Hello all, my name is Hannah Tucci, and I am a senior at the University of Pittsburgh studying Finance, French and Economics as well as pursuing a certificate in International Business. In addition, I plan to pursue Law School once I have graduated. I am a passionate member of Phi Beta Lambda, also known as Pitt Business Leaders, where I recently served as VP of Public Relations. As a senior, my college career is slowly coming to an end, and what better way to finish my final fall semester than in Marseille, France! Being a French minor, it was not a hard decision to choose France to study abroad. Although, where in France certainly made things a bit harder, ultimately, I couldn’t turn down an offer to stay oceanside by the Mediterranean. My program Kedge Business School is not the typical Pitt run program, instead it is a separate exchange program. This was immediately appealing to me because it would allow more independence in my studies as well as in adjusting to the real and natural environment of France. It held a promise of allowing me to fulfill many of the goals I had when deciding to come here. Certainly, the biggest goal of mine when coming here was to become more fluent in the French language, but also in the lifestyle. I tend to be a very structured and impatient person, and stereotypically this is not the common way of life in France, which for me was interesting. Many of my goals surround this development of character in hopes to adjust into someone who enjoys spontaneity, rather than plans all their time away. Another goal of mine is to develop a better understanding of business in foreign countries. I have always been interested in cross-cultural business, which had initially prompted me to pursue my international business certificate. I am looking forward to being able to experience these cultural differences and new learning experiences through my program here at Kedge.
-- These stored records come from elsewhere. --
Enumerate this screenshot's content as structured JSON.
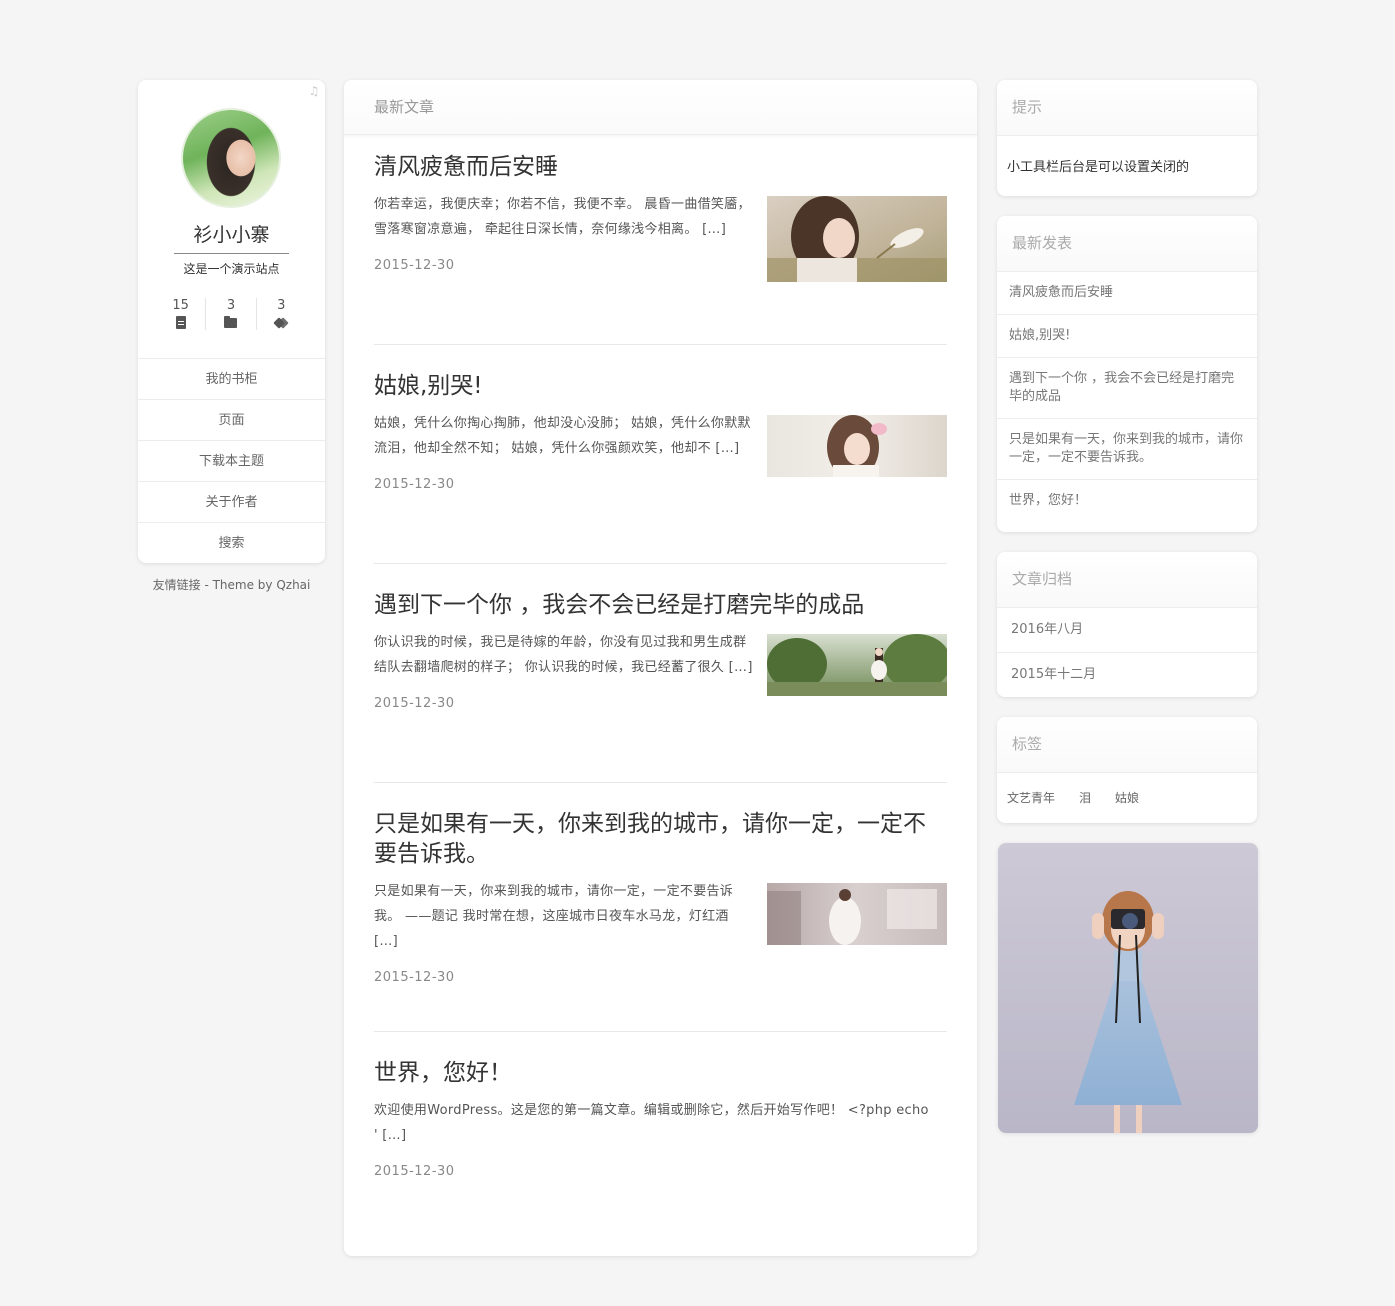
{
  "profile": {
    "site_name": "衫小小寨",
    "site_desc": "这是一个演示站点",
    "stats": [
      {
        "count": "15",
        "icon": "file-icon"
      },
      {
        "count": "3",
        "icon": "folder-icon"
      },
      {
        "count": "3",
        "icon": "tags-icon"
      }
    ],
    "nav": [
      "我的书柜",
      "页面",
      "下载本主题",
      "关于作者",
      "搜索"
    ],
    "footer_links": "友情链接",
    "footer_sep": " - ",
    "footer_theme": "Theme by Qzhai"
  },
  "main": {
    "header": "最新文章",
    "posts": [
      {
        "title": "清风疲惫而后安睡",
        "excerpt": "你若幸运，我便庆幸；你若不信，我便不幸。 晨昏一曲借笑靥，雪落寒窗凉意遍， 牵起往日深长情，奈何缘浅今相离。 […]",
        "date": "2015-12-30"
      },
      {
        "title": "姑娘,别哭!",
        "excerpt": "姑娘，凭什么你掏心掏肺，他却没心没肺； 姑娘，凭什么你默默流泪，他却全然不知； 姑娘，凭什么你强颜欢笑，他却不 […]",
        "date": "2015-12-30"
      },
      {
        "title": "遇到下一个你 ，我会不会已经是打磨完毕的成品",
        "excerpt": "你认识我的时候，我已是待嫁的年龄，你没有见过我和男生成群结队去翻墙爬树的样子； 你认识我的时候，我已经蓄了很久 […]",
        "date": "2015-12-30"
      },
      {
        "title": "只是如果有一天，你来到我的城市，请你一定，一定不要告诉我。",
        "excerpt": "只是如果有一天，你来到我的城市，请你一定，一定不要告诉我。 ——题记 我时常在想，这座城市日夜车水马龙，灯红酒 […]",
        "date": "2015-12-30"
      },
      {
        "title": "世界，您好！",
        "excerpt": "欢迎使用WordPress。这是您的第一篇文章。编辑或删除它，然后开始写作吧！ <?php echo ' […]",
        "date": "2015-12-30"
      }
    ]
  },
  "widgets": {
    "tip": {
      "title": "提示",
      "text": "小工具栏后台是可以设置关闭的"
    },
    "recent": {
      "title": "最新发表",
      "items": [
        "清风疲惫而后安睡",
        "姑娘,别哭!",
        "遇到下一个你 ，我会不会已经是打磨完毕的成品",
        "只是如果有一天，你来到我的城市，请你一定，一定不要告诉我。",
        "世界，您好！"
      ]
    },
    "archive": {
      "title": "文章归档",
      "items": [
        "2016年八月",
        "2015年十二月"
      ]
    },
    "tags": {
      "title": "标签",
      "items": [
        "文艺青年",
        "泪",
        "姑娘"
      ]
    }
  }
}
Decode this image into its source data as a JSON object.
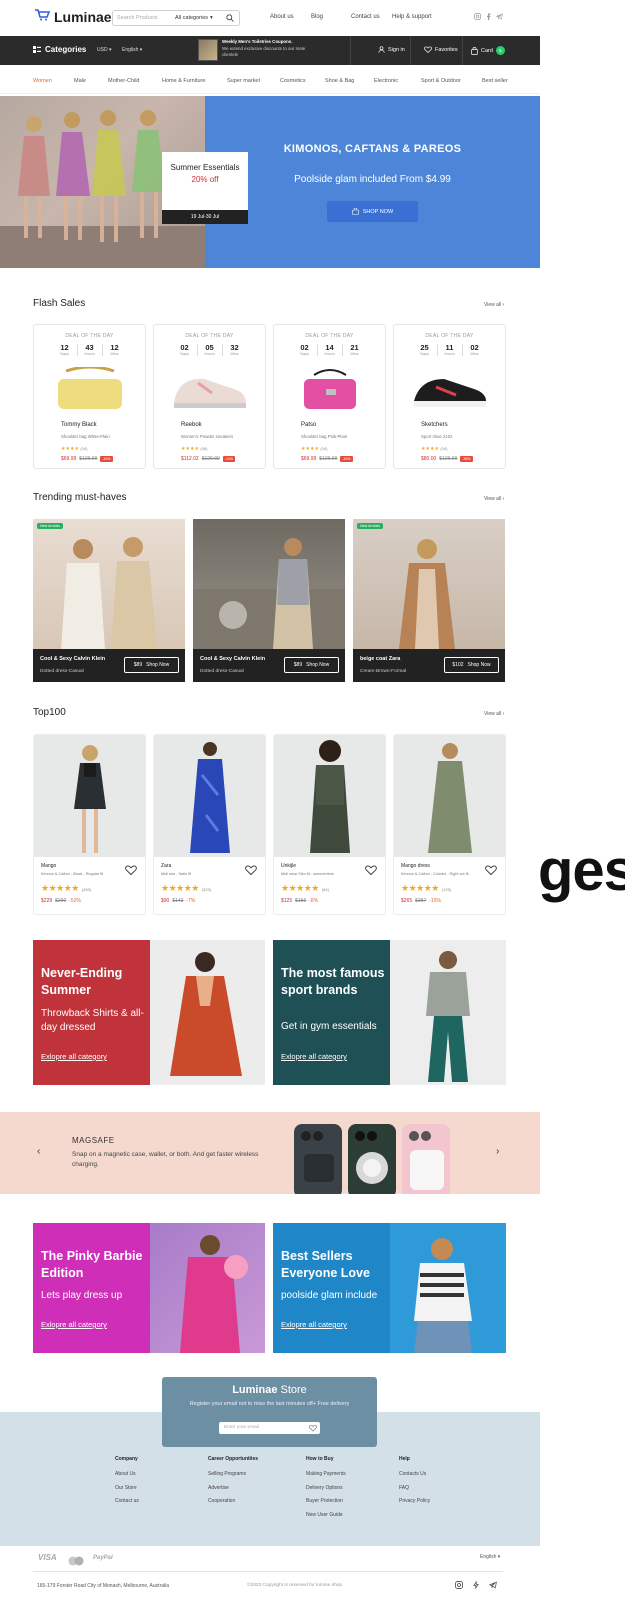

Where my weekends in Pittsburgh may have been spent at events for my business fraternity PBL, or on the floors of Hillman studying for my LSAT. I now spend them walking through local flea markets or the muraled walls of Cours Julien and scanning flight apps for cheap trips all throughout Europe. Suffice to say the two atmospheres are quite opposite of one another. But, with these differences, there are also similarities with the structure of classes and the evident importance of being present during them. I think a general assumption is that study abroad programs are a walk in the park, that a very low level of required work must be put forth in them. But as someone who has always been an active student and a participant in class, I don’t believe this to be true. I have found the program here to be equally as challenging in the sense that education is strongly valued, and your attendance is always required. Something that for me has made this transition far more simple.
Locationally, I could not complain if I wanted to! I live in a gorgeous apartment with 3 other roommates, two of whom are fellow classmates and one of whom is from France herself. I am a 10-minute walk to the Vieux-Port, which is an insanely gorgeous area in Marseille that makes you feel as if you are in some sort of sailor’s paradise. There are beaches less than 20 minutes away and thrift stores lining most blocks. I think my adaptation to my living situation has been quite simple, if you exclude the first two weeks of sweltering heat and lack of air-conditioning (but alas, it is France – Air-conditioning does not exist here). I am surrounded by culture, something that is very welcoming to experience. As of this moment, I am living quite a wonderful life and am very excited for more to come!